As a mother, I find it important to remember the generations of women who came before us, paving the way for mothers like me, politically and socially. ElsaDaughter and I watched Professor Amanda Vickery’s documentary Suffragettes Forever: The Story of Women and Power. She is an engaging, vibrant and persuasive presenter although I was disappointed that Constance Markiewicz wasn’t even given a mention as the first woman elected as an MP to the House of Commons; she didn’t take her seat, being a Republican but she still won it. Nancy Astor was the first woman to enter as an elected member. I love how many women are making it through to the big league of academic and current affairs broadcasting. Like, I know a bit about the suffragist and feminist movements but thinking how recent it all is. Three generations ago I couldn’t vote. I’ve never missed a vote. Two generations ago, a third level education would have been beyond the expectations of my gender and family’s financial circumstances. One generation ago I would have been sent off to a mother and baby home when I rocked home knocked up at eighteen.

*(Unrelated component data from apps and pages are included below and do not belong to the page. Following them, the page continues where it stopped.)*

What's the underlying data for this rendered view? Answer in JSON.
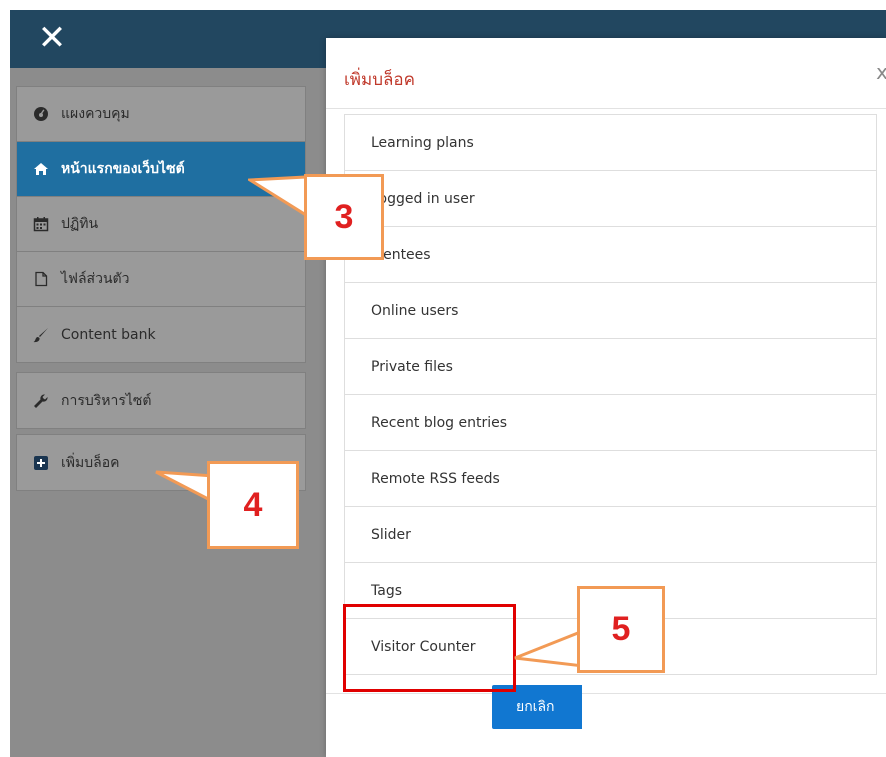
{
  "close_icon": "close-icon",
  "sidebar": {
    "groups": [
      [
        {
          "label": "แผงควบคุม",
          "icon": "dashboard-icon"
        },
        {
          "label": "หน้าแรกของเว็บไซต์",
          "icon": "home-icon",
          "active": true
        },
        {
          "label": "ปฏิทิน",
          "icon": "calendar-icon"
        },
        {
          "label": "ไฟล์ส่วนตัว",
          "icon": "file-icon"
        },
        {
          "label": "Content bank",
          "icon": "brush-icon"
        }
      ],
      [
        {
          "label": "การบริหารไซต์",
          "icon": "wrench-icon"
        }
      ],
      [
        {
          "label": "เพิ่มบล็อค",
          "icon": "plus-square-icon"
        }
      ]
    ]
  },
  "modal": {
    "title": "เพิ่มบล็อค",
    "close_glyph": "x",
    "blocks": [
      "Learning plans",
      "Logged in user",
      "Mentees",
      "Online users",
      "Private files",
      "Recent blog entries",
      "Remote RSS feeds",
      "Slider",
      "Tags",
      "Visitor Counter"
    ],
    "cancel_label": "ยกเลิก"
  },
  "callouts": [
    "3",
    "4",
    "5"
  ],
  "colors": {
    "topbar": "#224760",
    "active_nav": "#1f6fa1",
    "modal_title": "#c0392b",
    "callout_border": "#f29a55",
    "callout_text": "#e02020",
    "highlight": "#e00000",
    "cancel_button": "#1177d1"
  }
}
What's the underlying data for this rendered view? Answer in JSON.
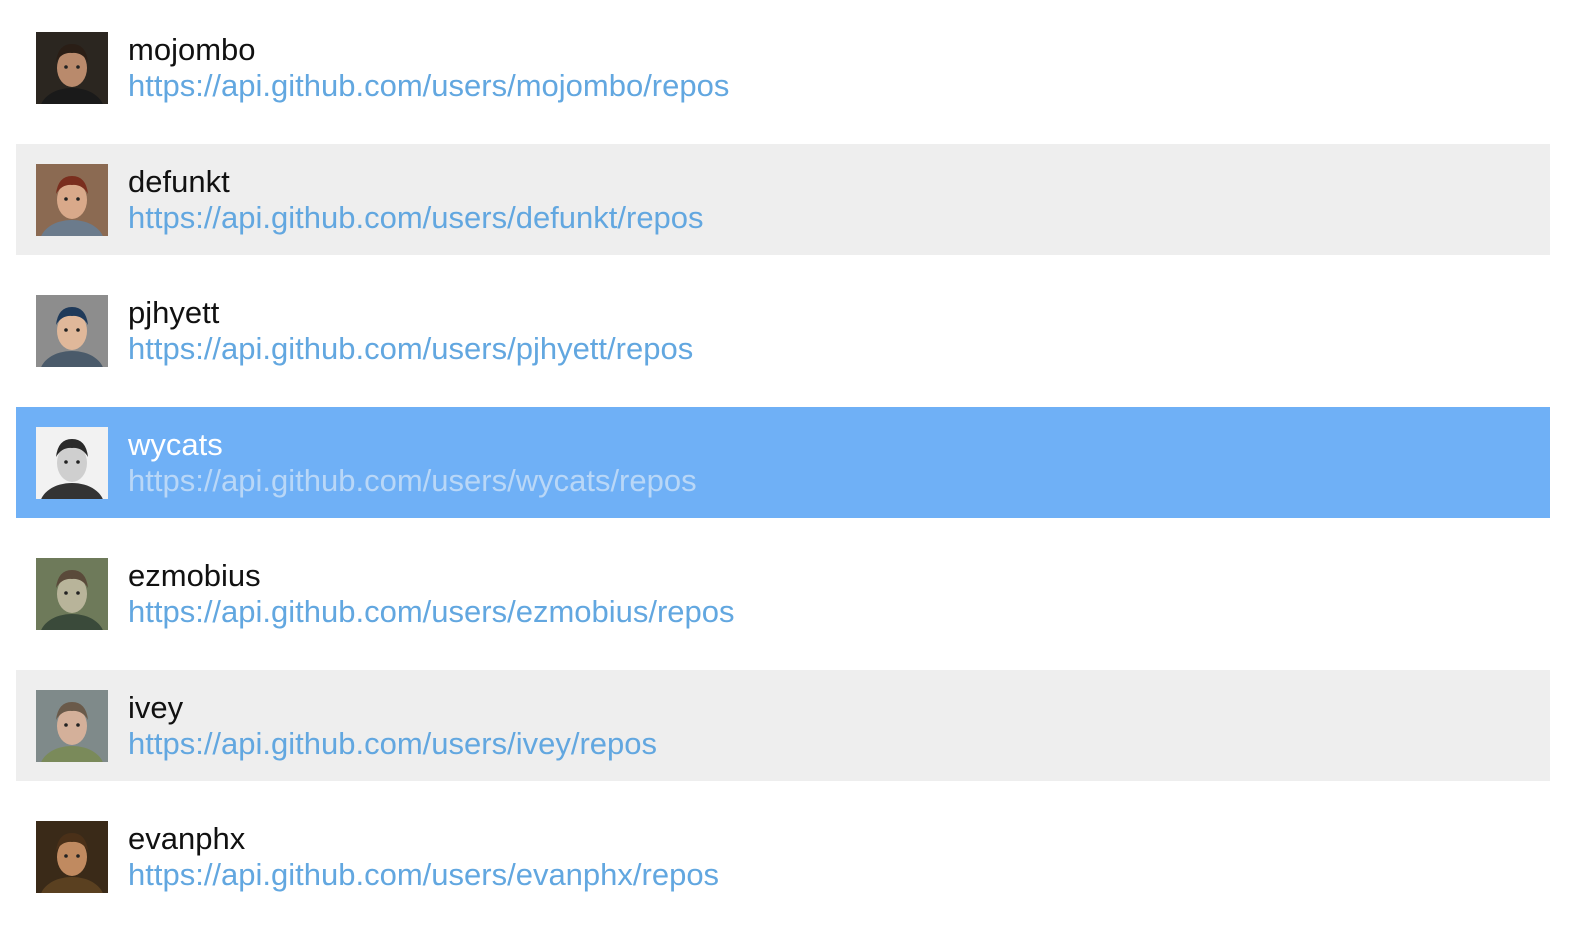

Mothers are also women; individuals with intellects; emotions completely separate from anything baby related; we are not defined by our eggs, unfertilised or otherwise. It’s not just in Ireland that woman/mother became interchangeable but here, prior to Independence with the propaganda served upon us featuring “Mother Ireland”; Kathleen ní Houlihan – the Maud Gonne/Mrs. Pearse dichotomy evolved into a constitutional requirement that women be uninterrupted in their service to the State as childbearers, dishwashers and priest worshippers.
This ideal of motherhood not just hampered women’s progress but railroaded them back into the marital bed and the kitchen, serving their Catholic purpose as vessels of growth for good of the Republic.
And here we are, still debating a woman’s right to agency over her own body; most rapes and sexual assaults are never reported; victims are still subject to the pervading blame culture; domestic abuse is as widespread an issue as always; the gender gap in employment pay endures; women in senior career positions are still few and far between; we still haven’t had a woman Taoiseach and childcare costs as much as the Ministers’ St. Patrick’s Day trips.
I am a mother. I love my daughter. But I don’t always love being a mother. I am not just a mother, I am a woman and I hope that my daughter will have the opportunity to be everything she wants to be in a world where being a woman on public transport in India is safe; deciding not to wear the niqab in Saudia Arabia is not a whipping offence; being a woman in sub-Saharhan Africa does not mean predestination to poverty.
Perhaps it’s no coincidence that International Women’s Day falls in the same month as our Mother’s Day – many women are mothers, we are all daughters. Womanhood and motherhood share a strong connection but they are, and should remain, two entities.